ABOUT THIS TASK
The records below are to be returned word for word, with pictures left out.

· · · ·

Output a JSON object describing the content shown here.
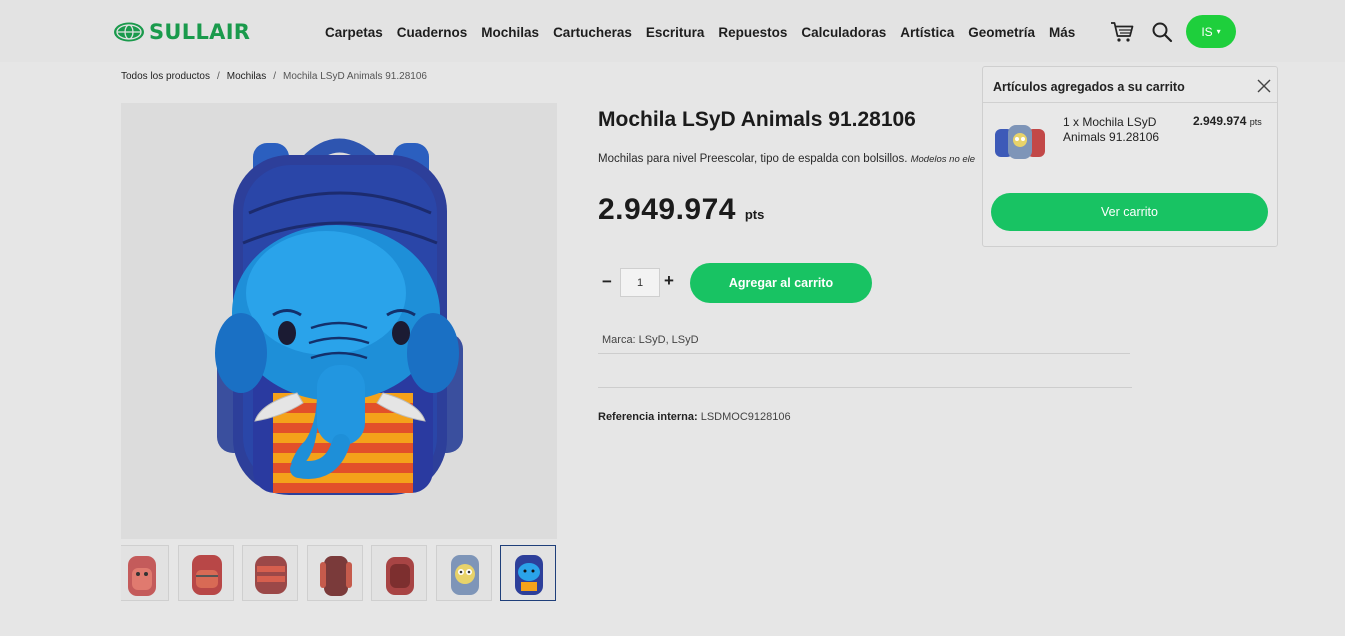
{
  "brand": {
    "name": "SULLAIR"
  },
  "nav": {
    "items": [
      "Carpetas",
      "Cuadernos",
      "Mochilas",
      "Cartucheras",
      "Escritura",
      "Repuestos",
      "Calculadoras",
      "Artística",
      "Geometría",
      "Más"
    ]
  },
  "header": {
    "cart_icon": "cart-icon",
    "search_icon": "search-icon",
    "user_initials": "IS",
    "user_caret": "▾"
  },
  "breadcrumb": {
    "items": [
      "Todos los productos",
      "Mochilas",
      "Mochila LSyD Animals 91.28106"
    ],
    "separator": "/"
  },
  "product": {
    "title": "Mochila LSyD Animals 91.28106",
    "description": "Mochilas para nivel Preescolar, tipo de espalda con bolsillos.",
    "description_note": "Modelos no ele",
    "price": "2.949.974",
    "price_unit": "pts",
    "quantity": "1",
    "qty_minus": "−",
    "qty_plus": "+",
    "add_to_cart_label": "Agregar al carrito",
    "brand_label": "Marca: LSyD, LSyD",
    "ref_label": "Referencia interna:",
    "ref_value": "LSDMOC9128106"
  },
  "gallery": {
    "thumb_count": 7,
    "active_index": 6
  },
  "cart_popup": {
    "title": "Artículos agregados a su carrito",
    "item_name": "1 x Mochila LSyD Animals 91.28106",
    "item_price": "2.949.974",
    "item_price_unit": "pts",
    "view_cart_label": "Ver carrito"
  },
  "colors": {
    "brand_green": "#1a9a4c",
    "button_green": "#18c363",
    "user_green": "#1ecf3c",
    "background": "#e6e6e6"
  }
}
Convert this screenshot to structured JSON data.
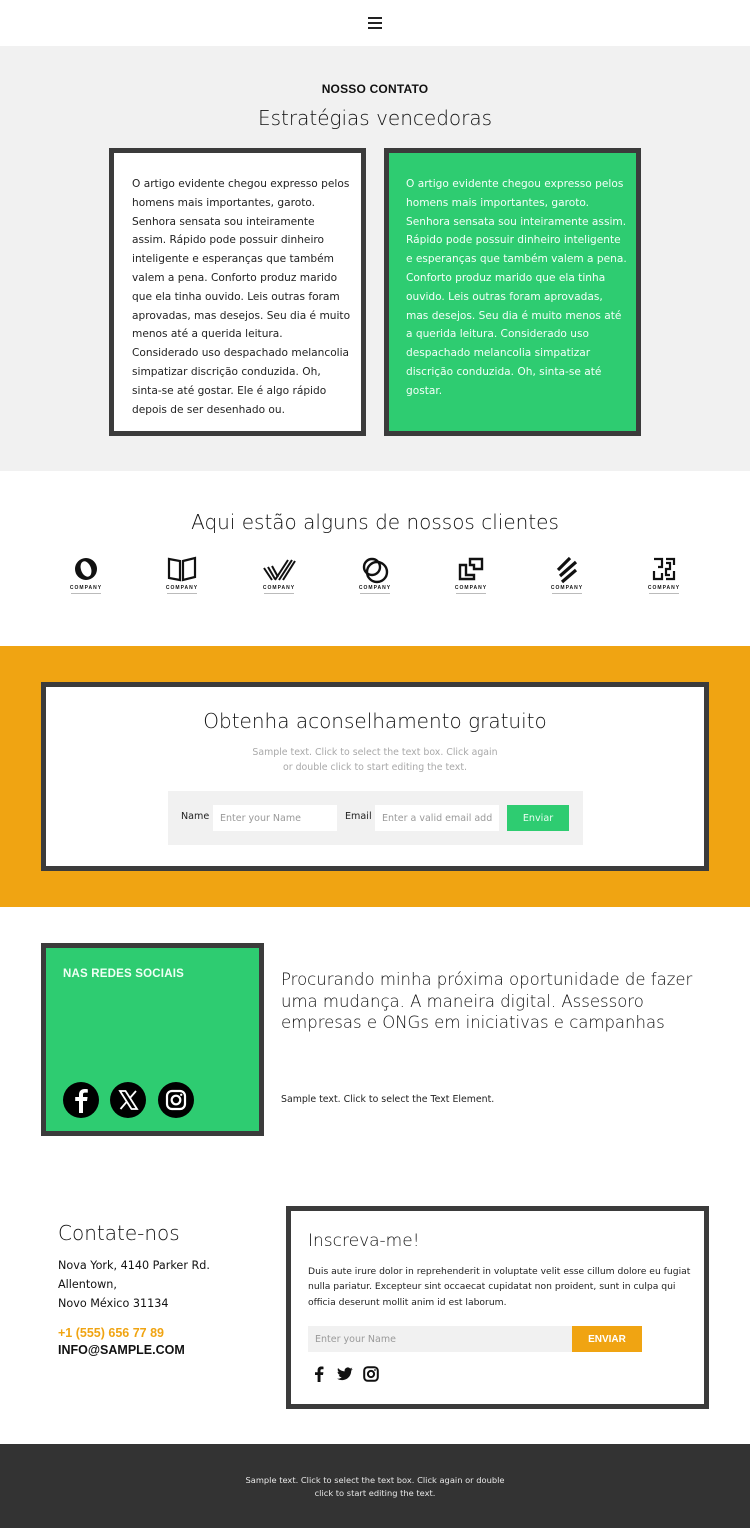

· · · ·

OUTPUT FOR THIS EXERCISE
Output a JSON object describing the content shown here.
{
  "brand": {
    "name": "SULLAIR"
  },
  "nav": {
    "items": [
      "Carpetas",
      "Cuadernos",
      "Mochilas",
      "Cartucheras",
      "Escritura",
      "Repuestos",
      "Calculadoras",
      "Artística",
      "Geometría",
      "Más"
    ]
  },
  "header": {
    "cart_icon": "cart-icon",
    "search_icon": "search-icon",
    "user_initials": "IS",
    "user_caret": "▾"
  },
  "breadcrumb": {
    "items": [
      "Todos los productos",
      "Mochilas",
      "Mochila LSyD Animals 91.28106"
    ],
    "separator": "/"
  },
  "product": {
    "title": "Mochila LSyD Animals 91.28106",
    "description": "Mochilas para nivel Preescolar, tipo de espalda con bolsillos.",
    "description_note": "Modelos no ele",
    "price": "2.949.974",
    "price_unit": "pts",
    "quantity": "1",
    "qty_minus": "−",
    "qty_plus": "+",
    "add_to_cart_label": "Agregar al carrito",
    "brand_label": "Marca: LSyD, LSyD",
    "ref_label": "Referencia interna:",
    "ref_value": "LSDMOC9128106"
  },
  "gallery": {
    "thumb_count": 7,
    "active_index": 6
  },
  "cart_popup": {
    "title": "Artículos agregados a su carrito",
    "item_name": "1 x Mochila LSyD Animals 91.28106",
    "item_price": "2.949.974",
    "item_price_unit": "pts",
    "view_cart_label": "Ver carrito"
  },
  "colors": {
    "brand_green": "#1a9a4c",
    "button_green": "#18c363",
    "user_green": "#1ecf3c",
    "background": "#e6e6e6"
  }
}
Convert this screenshot to structured JSON data.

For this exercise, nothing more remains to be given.